Having a chronic medical condition is hard enough to deal with, but when it prevents you from earning a living, it can create even more anxiety as well as severe financial hardship.
In many cases, people with debilitating medical ailments are entitled to receive Social Security Disability Insurance (SSDI) benefits.
People of all ages are eligible for SSDI
Some people wrongly confuse SSDI benefits with the Social Security benefits they receive after retirement. Others don’t apply due to the complicated paperwork. Here are the primary requirements:
Work credits: Most workers must have at least 40 credits – 20 of which must be earned in the past 10 years – based on wages received from jobs covered under Social Security. Credits work like this:
- One credit results for every $1,470 in wages earned
- You earn four credits when you’ve earned $5,880
- You can earn up to four credits per year
- Younger workers can qualify with fewer credits
Disability requirements: SSDI rules consider someone “disabled” when:
- They are unable to do the work they did before the medical condition surfaced
- They cannot adjust to other types of work due to the ailment
- The disability will last or has already lasted for at least one year, or it is expected to result in death
Five questions you must answer
To determine eligibility, the Social Security Administration (SSA) asks applicants these questions:
- Are you working?
- Is your condition severe?
- Is your condition found in the list of disabling conditions?
- Can you do the work you previously did?
- Can you do any other type of work?

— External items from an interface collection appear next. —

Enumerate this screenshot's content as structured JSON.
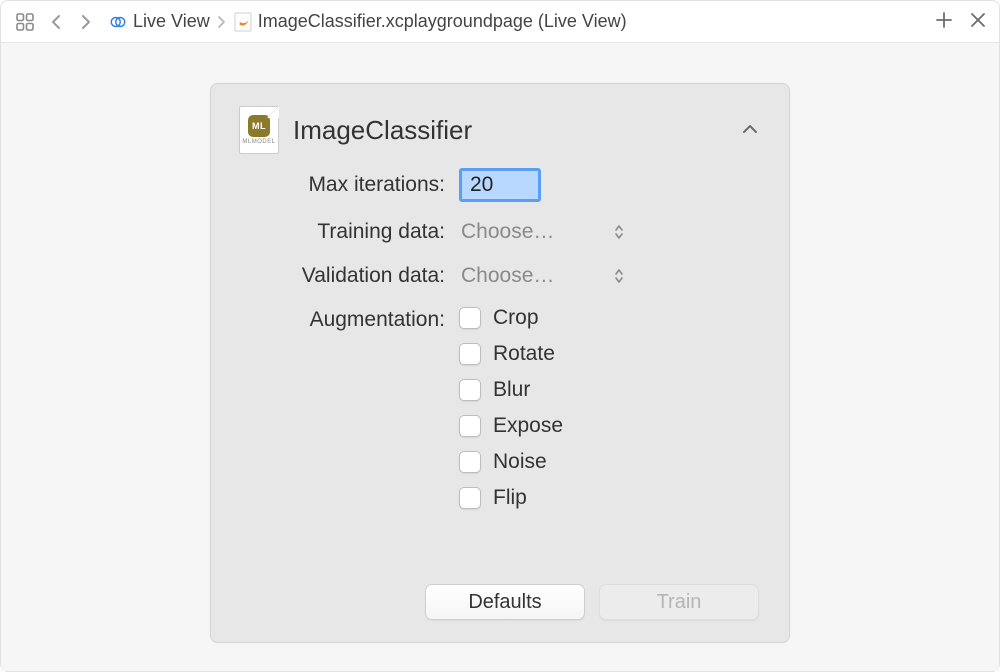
{
  "toolbar": {
    "breadcrumb": {
      "segment1": "Live View",
      "segment2": "ImageClassifier.xcplaygroundpage (Live View)"
    }
  },
  "panel": {
    "icon_caption": "MLMODEL",
    "icon_badge": "ML",
    "title": "ImageClassifier",
    "fields": {
      "max_iterations_label": "Max iterations:",
      "max_iterations_value": "20",
      "training_data_label": "Training data:",
      "training_data_button": "Choose…",
      "validation_data_label": "Validation data:",
      "validation_data_button": "Choose…",
      "augmentation_label": "Augmentation:"
    },
    "augmentation_options": [
      "Crop",
      "Rotate",
      "Blur",
      "Expose",
      "Noise",
      "Flip"
    ],
    "buttons": {
      "defaults": "Defaults",
      "train": "Train"
    }
  }
}
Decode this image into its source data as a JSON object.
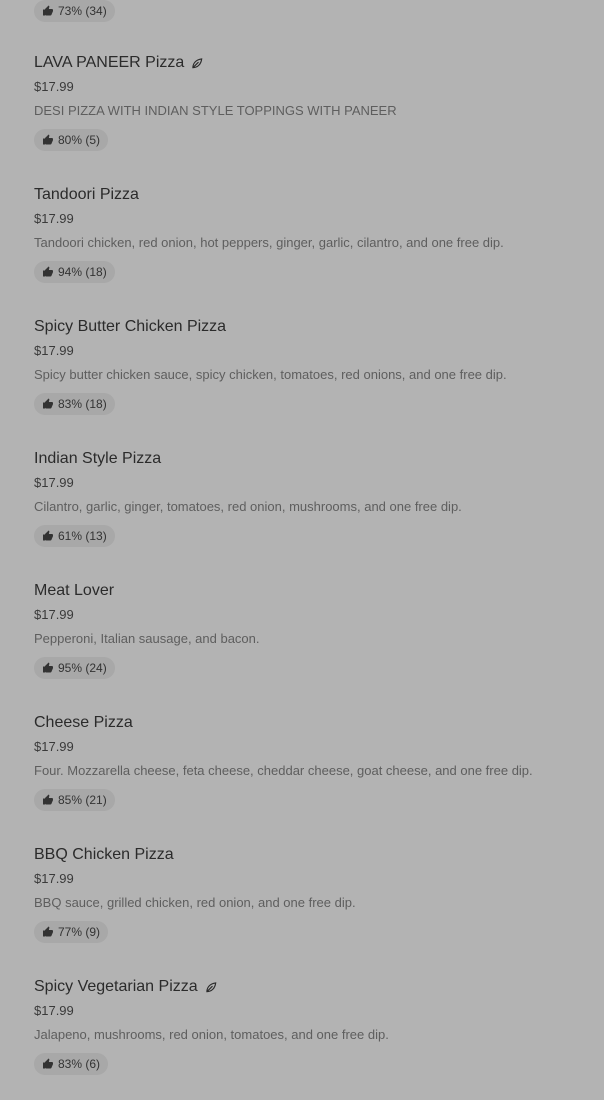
{
  "top_rating": "73% (34)",
  "items": [
    {
      "name": "LAVA PANEER Pizza",
      "vegetarian": true,
      "price": "$17.99",
      "description": "DESI PIZZA WITH INDIAN STYLE TOPPINGS WITH PANEER",
      "rating": "80% (5)"
    },
    {
      "name": "Tandoori Pizza",
      "vegetarian": false,
      "price": "$17.99",
      "description": "Tandoori chicken, red onion, hot peppers, ginger, garlic, cilantro, and one free dip.",
      "rating": "94% (18)"
    },
    {
      "name": "Spicy Butter Chicken Pizza",
      "vegetarian": false,
      "price": "$17.99",
      "description": "Spicy butter chicken sauce, spicy chicken, tomatoes, red onions, and one free dip.",
      "rating": "83% (18)"
    },
    {
      "name": "Indian Style Pizza",
      "vegetarian": false,
      "price": "$17.99",
      "description": "Cilantro, garlic, ginger, tomatoes, red onion, mushrooms, and one free dip.",
      "rating": "61% (13)"
    },
    {
      "name": "Meat Lover",
      "vegetarian": false,
      "price": "$17.99",
      "description": "Pepperoni, Italian sausage, and bacon.",
      "rating": "95% (24)"
    },
    {
      "name": "Cheese Pizza",
      "vegetarian": false,
      "price": "$17.99",
      "description": "Four. Mozzarella cheese, feta cheese, cheddar cheese, goat cheese, and one free dip.",
      "rating": "85% (21)"
    },
    {
      "name": "BBQ Chicken Pizza",
      "vegetarian": false,
      "price": "$17.99",
      "description": "BBQ sauce, grilled chicken, red onion, and one free dip.",
      "rating": "77% (9)"
    },
    {
      "name": "Spicy Vegetarian Pizza",
      "vegetarian": true,
      "price": "$17.99",
      "description": "Jalapeno, mushrooms, red onion, tomatoes, and one free dip.",
      "rating": "83% (6)"
    }
  ]
}
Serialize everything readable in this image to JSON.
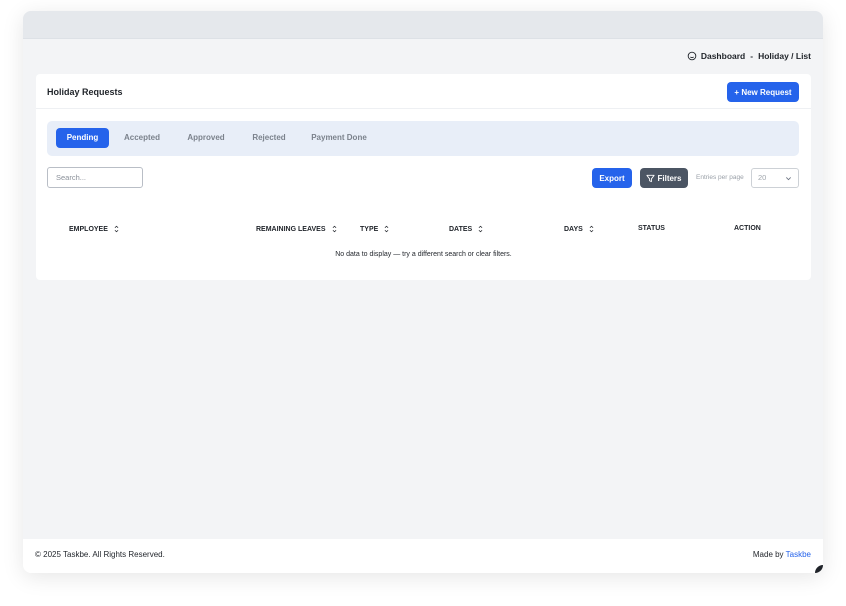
{
  "breadcrumb": {
    "home_icon": "home-icon",
    "root": "Dashboard",
    "separator": "-",
    "current": "Holiday / List"
  },
  "card": {
    "title": "Holiday Requests",
    "new_button": "+ New Request"
  },
  "tabs": [
    {
      "label": "Pending",
      "active": true
    },
    {
      "label": "Accepted",
      "active": false
    },
    {
      "label": "Approved",
      "active": false
    },
    {
      "label": "Rejected",
      "active": false
    },
    {
      "label": "Payment Done",
      "active": false
    }
  ],
  "toolbar": {
    "search_placeholder": "Search...",
    "export_label": "Export",
    "filters_label": "Filters",
    "filters_icon": "filter-icon",
    "entries_label": "Entries per page",
    "entries_value": "20"
  },
  "table": {
    "columns": [
      {
        "label": "EMPLOYEE",
        "sortable": true
      },
      {
        "label": "REMAINING LEAVES",
        "sortable": true
      },
      {
        "label": "TYPE",
        "sortable": true
      },
      {
        "label": "DATES",
        "sortable": true
      },
      {
        "label": "DAYS",
        "sortable": true
      },
      {
        "label": "STATUS",
        "sortable": false
      },
      {
        "label": "ACTION",
        "sortable": false
      }
    ],
    "empty_message": "No data to display — try a different search or clear filters."
  },
  "footer": {
    "copyright": "© 2025 Taskbe. All Rights Reserved.",
    "made_by_prefix": "Made by ",
    "made_by_link": "Taskbe"
  },
  "colors": {
    "primary": "#2563eb",
    "secondary_button": "#4b5563",
    "tab_bar_bg": "#e8eef8",
    "page_bg": "#f3f4f6"
  }
}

Conditions that qualify
The SSA recognizes a wide variety of qualifying disabilities, including common conditions like permanent back injuries and heart disease, as well as many rare conditions. The best source to see whether your condition qualifies is the Social Security Blue Book, which you can access online.
The Blue Book divides qualifying types of disorders and diseases into 14 categories. Part A covers adult illnesses, injuries and conditions. Part B for disabled children contains those same sections and adds a child-specific category.
Don’t be discouraged from seeking benefits
While dozens of medical conditions are listed in the Blue Book, you may still qualify for benefits if your condition is not listed. Compassionate allowances can also result for those whose unlisted illness or injury still meets the disability standard.
Rejections are common for many first-time applicants, causing confusion and frustration. That’s why it’s advisable to work with an experienced lawyer who understands SSDI and the requirements for receiving benefits. Your lawyer can help you file the paperwork or handle appeals after a denial.